What to do >> Your output should be the entries below, exact in every detail.

[Excerpts from an interface dataset]
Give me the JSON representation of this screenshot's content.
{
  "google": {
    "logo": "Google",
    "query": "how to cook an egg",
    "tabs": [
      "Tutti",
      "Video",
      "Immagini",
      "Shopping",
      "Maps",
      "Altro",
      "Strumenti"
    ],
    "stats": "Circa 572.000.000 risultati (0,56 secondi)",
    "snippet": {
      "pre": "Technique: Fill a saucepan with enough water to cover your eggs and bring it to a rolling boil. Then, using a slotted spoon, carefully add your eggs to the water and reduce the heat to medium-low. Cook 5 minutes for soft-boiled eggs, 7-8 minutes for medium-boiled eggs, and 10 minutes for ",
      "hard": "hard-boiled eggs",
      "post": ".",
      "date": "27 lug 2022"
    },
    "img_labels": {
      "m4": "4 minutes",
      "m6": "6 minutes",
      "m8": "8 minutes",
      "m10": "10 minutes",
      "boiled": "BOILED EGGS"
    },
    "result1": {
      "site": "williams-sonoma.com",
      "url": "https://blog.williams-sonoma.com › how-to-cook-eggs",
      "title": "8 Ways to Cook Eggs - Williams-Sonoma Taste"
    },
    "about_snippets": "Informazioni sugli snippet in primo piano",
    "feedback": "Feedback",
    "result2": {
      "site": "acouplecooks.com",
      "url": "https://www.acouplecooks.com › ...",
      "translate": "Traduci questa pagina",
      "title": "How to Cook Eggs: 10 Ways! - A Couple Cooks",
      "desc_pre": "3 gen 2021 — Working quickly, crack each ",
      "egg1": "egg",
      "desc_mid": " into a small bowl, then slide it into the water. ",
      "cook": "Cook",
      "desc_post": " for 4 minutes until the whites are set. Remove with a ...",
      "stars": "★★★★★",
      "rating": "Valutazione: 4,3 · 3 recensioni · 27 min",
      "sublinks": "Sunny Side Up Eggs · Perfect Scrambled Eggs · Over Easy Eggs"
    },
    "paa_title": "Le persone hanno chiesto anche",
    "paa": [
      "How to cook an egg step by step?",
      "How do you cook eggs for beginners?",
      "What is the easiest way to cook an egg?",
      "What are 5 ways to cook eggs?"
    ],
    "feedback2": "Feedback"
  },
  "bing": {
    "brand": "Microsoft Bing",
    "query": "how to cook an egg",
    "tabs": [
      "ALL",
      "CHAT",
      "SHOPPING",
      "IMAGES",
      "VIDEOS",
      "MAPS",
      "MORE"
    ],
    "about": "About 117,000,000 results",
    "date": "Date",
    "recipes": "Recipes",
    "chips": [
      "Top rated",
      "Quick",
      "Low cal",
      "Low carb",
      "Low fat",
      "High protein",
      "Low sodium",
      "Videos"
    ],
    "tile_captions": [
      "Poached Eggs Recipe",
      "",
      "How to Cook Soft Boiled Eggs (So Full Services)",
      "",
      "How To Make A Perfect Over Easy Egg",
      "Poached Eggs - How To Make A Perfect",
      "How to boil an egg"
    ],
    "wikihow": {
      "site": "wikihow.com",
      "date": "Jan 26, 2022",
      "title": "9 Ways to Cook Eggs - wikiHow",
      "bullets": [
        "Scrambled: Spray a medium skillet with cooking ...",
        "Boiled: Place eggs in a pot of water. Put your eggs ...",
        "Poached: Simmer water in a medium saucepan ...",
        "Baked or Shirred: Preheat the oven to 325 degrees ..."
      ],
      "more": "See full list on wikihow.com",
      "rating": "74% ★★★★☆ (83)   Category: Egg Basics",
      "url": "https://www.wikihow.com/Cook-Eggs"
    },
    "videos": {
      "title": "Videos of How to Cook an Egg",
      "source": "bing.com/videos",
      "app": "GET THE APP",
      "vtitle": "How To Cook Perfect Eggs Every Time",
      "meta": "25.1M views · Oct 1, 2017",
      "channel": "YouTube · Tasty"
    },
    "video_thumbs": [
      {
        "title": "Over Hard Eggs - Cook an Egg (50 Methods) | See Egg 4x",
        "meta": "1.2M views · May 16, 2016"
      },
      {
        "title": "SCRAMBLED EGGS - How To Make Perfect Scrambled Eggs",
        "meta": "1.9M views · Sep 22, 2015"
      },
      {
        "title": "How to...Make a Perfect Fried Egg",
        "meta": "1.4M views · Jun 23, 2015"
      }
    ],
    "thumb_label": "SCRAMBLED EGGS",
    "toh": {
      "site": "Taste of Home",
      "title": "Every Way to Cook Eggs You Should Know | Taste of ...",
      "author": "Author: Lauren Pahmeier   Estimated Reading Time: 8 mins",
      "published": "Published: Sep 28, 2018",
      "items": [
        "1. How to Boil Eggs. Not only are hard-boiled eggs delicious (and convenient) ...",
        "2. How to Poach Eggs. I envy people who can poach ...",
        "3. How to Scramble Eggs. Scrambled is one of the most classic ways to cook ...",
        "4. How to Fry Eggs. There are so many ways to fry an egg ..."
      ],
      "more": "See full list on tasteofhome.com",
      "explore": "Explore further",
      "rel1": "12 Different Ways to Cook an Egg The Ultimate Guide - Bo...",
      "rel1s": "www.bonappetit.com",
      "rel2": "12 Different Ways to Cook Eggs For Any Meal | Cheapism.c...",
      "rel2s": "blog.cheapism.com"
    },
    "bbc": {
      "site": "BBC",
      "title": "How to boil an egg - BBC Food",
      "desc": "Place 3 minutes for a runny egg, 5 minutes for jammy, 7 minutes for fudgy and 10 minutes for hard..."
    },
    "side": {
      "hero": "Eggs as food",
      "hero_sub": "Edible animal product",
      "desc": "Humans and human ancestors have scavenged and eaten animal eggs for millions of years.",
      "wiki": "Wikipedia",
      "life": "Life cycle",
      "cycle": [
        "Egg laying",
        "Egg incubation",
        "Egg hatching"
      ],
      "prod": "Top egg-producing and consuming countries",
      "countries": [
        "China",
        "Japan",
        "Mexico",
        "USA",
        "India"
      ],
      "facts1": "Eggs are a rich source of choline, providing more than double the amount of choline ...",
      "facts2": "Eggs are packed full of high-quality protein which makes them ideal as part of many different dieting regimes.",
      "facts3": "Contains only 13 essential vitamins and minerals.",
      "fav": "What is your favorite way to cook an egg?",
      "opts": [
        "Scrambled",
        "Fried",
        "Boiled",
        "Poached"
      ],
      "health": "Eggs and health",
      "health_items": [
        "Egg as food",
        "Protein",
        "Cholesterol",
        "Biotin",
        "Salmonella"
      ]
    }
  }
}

Response area >>
Give me the JSON representation of this screenshot's content.
{
  "google": {
    "logo": "Google",
    "query": "how to cook an egg",
    "tabs": [
      "Tutti",
      "Video",
      "Immagini",
      "Shopping",
      "Maps",
      "Altro",
      "Strumenti"
    ],
    "stats": "Circa 572.000.000 risultati (0,56 secondi)",
    "snippet": {
      "pre": "Technique: Fill a saucepan with enough water to cover your eggs and bring it to a rolling boil. Then, using a slotted spoon, carefully add your eggs to the water and reduce the heat to medium-low. Cook 5 minutes for soft-boiled eggs, 7-8 minutes for medium-boiled eggs, and 10 minutes for ",
      "hard": "hard-boiled eggs",
      "post": ".",
      "date": "27 lug 2022"
    },
    "img_labels": {
      "m4": "4 minutes",
      "m6": "6 minutes",
      "m8": "8 minutes",
      "m10": "10 minutes",
      "boiled": "BOILED EGGS"
    },
    "result1": {
      "site": "williams-sonoma.com",
      "url": "https://blog.williams-sonoma.com › how-to-cook-eggs",
      "title": "8 Ways to Cook Eggs - Williams-Sonoma Taste"
    },
    "about_snippets": "Informazioni sugli snippet in primo piano",
    "feedback": "Feedback",
    "result2": {
      "site": "acouplecooks.com",
      "url": "https://www.acouplecooks.com › ...",
      "translate": "Traduci questa pagina",
      "title": "How to Cook Eggs: 10 Ways! - A Couple Cooks",
      "desc_pre": "3 gen 2021 — Working quickly, crack each ",
      "egg1": "egg",
      "desc_mid": " into a small bowl, then slide it into the water. ",
      "cook": "Cook",
      "desc_post": " for 4 minutes until the whites are set. Remove with a ...",
      "stars": "★★★★★",
      "rating": "Valutazione: 4,3 · 3 recensioni · 27 min",
      "sublinks": "Sunny Side Up Eggs · Perfect Scrambled Eggs · Over Easy Eggs"
    },
    "paa_title": "Le persone hanno chiesto anche",
    "paa": [
      "How to cook an egg step by step?",
      "How do you cook eggs for beginners?",
      "What is the easiest way to cook an egg?",
      "What are 5 ways to cook eggs?"
    ],
    "feedback2": "Feedback"
  },
  "bing": {
    "brand": "Microsoft Bing",
    "query": "how to cook an egg",
    "tabs": [
      "ALL",
      "CHAT",
      "SHOPPING",
      "IMAGES",
      "VIDEOS",
      "MAPS",
      "MORE"
    ],
    "about": "About 117,000,000 results",
    "date": "Date",
    "recipes": "Recipes",
    "chips": [
      "Top rated",
      "Quick",
      "Low cal",
      "Low carb",
      "Low fat",
      "High protein",
      "Low sodium",
      "Videos"
    ],
    "tile_captions": [
      "Poached Eggs Recipe",
      "",
      "How to Cook Soft Boiled Eggs (So Full Services)",
      "",
      "How To Make A Perfect Over Easy Egg",
      "Poached Eggs - How To Make A Perfect",
      "How to boil an egg"
    ],
    "wikihow": {
      "site": "wikihow.com",
      "date": "Jan 26, 2022",
      "title": "9 Ways to Cook Eggs - wikiHow",
      "bullets": [
        "Scrambled: Spray a medium skillet with cooking ...",
        "Boiled: Place eggs in a pot of water. Put your eggs ...",
        "Poached: Simmer water in a medium saucepan ...",
        "Baked or Shirred: Preheat the oven to 325 degrees ..."
      ],
      "more": "See full list on wikihow.com",
      "rating": "74% ★★★★☆ (83)   Category: Egg Basics",
      "url": "https://www.wikihow.com/Cook-Eggs"
    },
    "videos": {
      "title": "Videos of How to Cook an Egg",
      "source": "bing.com/videos",
      "app": "GET THE APP",
      "vtitle": "How To Cook Perfect Eggs Every Time",
      "meta": "25.1M views · Oct 1, 2017",
      "channel": "YouTube · Tasty"
    },
    "video_thumbs": [
      {
        "title": "Over Hard Eggs - Cook an Egg (50 Methods) | See Egg 4x",
        "meta": "1.2M views · May 16, 2016"
      },
      {
        "title": "SCRAMBLED EGGS - How To Make Perfect Scrambled Eggs",
        "meta": "1.9M views · Sep 22, 2015"
      },
      {
        "title": "How to...Make a Perfect Fried Egg",
        "meta": "1.4M views · Jun 23, 2015"
      }
    ],
    "thumb_label": "SCRAMBLED EGGS",
    "toh": {
      "site": "Taste of Home",
      "title": "Every Way to Cook Eggs You Should Know | Taste of ...",
      "author": "Author: Lauren Pahmeier   Estimated Reading Time: 8 mins",
      "published": "Published: Sep 28, 2018",
      "items": [
        "1. How to Boil Eggs. Not only are hard-boiled eggs delicious (and convenient) ...",
        "2. How to Poach Eggs. I envy people who can poach ...",
        "3. How to Scramble Eggs. Scrambled is one of the most classic ways to cook ...",
        "4. How to Fry Eggs. There are so many ways to fry an egg ..."
      ],
      "more": "See full list on tasteofhome.com",
      "explore": "Explore further",
      "rel1": "12 Different Ways to Cook an Egg The Ultimate Guide - Bo...",
      "rel1s": "www.bonappetit.com",
      "rel2": "12 Different Ways to Cook Eggs For Any Meal | Cheapism.c...",
      "rel2s": "blog.cheapism.com"
    },
    "bbc": {
      "site": "BBC",
      "title": "How to boil an egg - BBC Food",
      "desc": "Place 3 minutes for a runny egg, 5 minutes for jammy, 7 minutes for fudgy and 10 minutes for hard..."
    },
    "side": {
      "hero": "Eggs as food",
      "hero_sub": "Edible animal product",
      "desc": "Humans and human ancestors have scavenged and eaten animal eggs for millions of years.",
      "wiki": "Wikipedia",
      "life": "Life cycle",
      "cycle": [
        "Egg laying",
        "Egg incubation",
        "Egg hatching"
      ],
      "prod": "Top egg-producing and consuming countries",
      "countries": [
        "China",
        "Japan",
        "Mexico",
        "USA",
        "India"
      ],
      "facts1": "Eggs are a rich source of choline, providing more than double the amount of choline ...",
      "facts2": "Eggs are packed full of high-quality protein which makes them ideal as part of many different dieting regimes.",
      "facts3": "Contains only 13 essential vitamins and minerals.",
      "fav": "What is your favorite way to cook an egg?",
      "opts": [
        "Scrambled",
        "Fried",
        "Boiled",
        "Poached"
      ],
      "health": "Eggs and health",
      "health_items": [
        "Egg as food",
        "Protein",
        "Cholesterol",
        "Biotin",
        "Salmonella"
      ]
    }
  }
}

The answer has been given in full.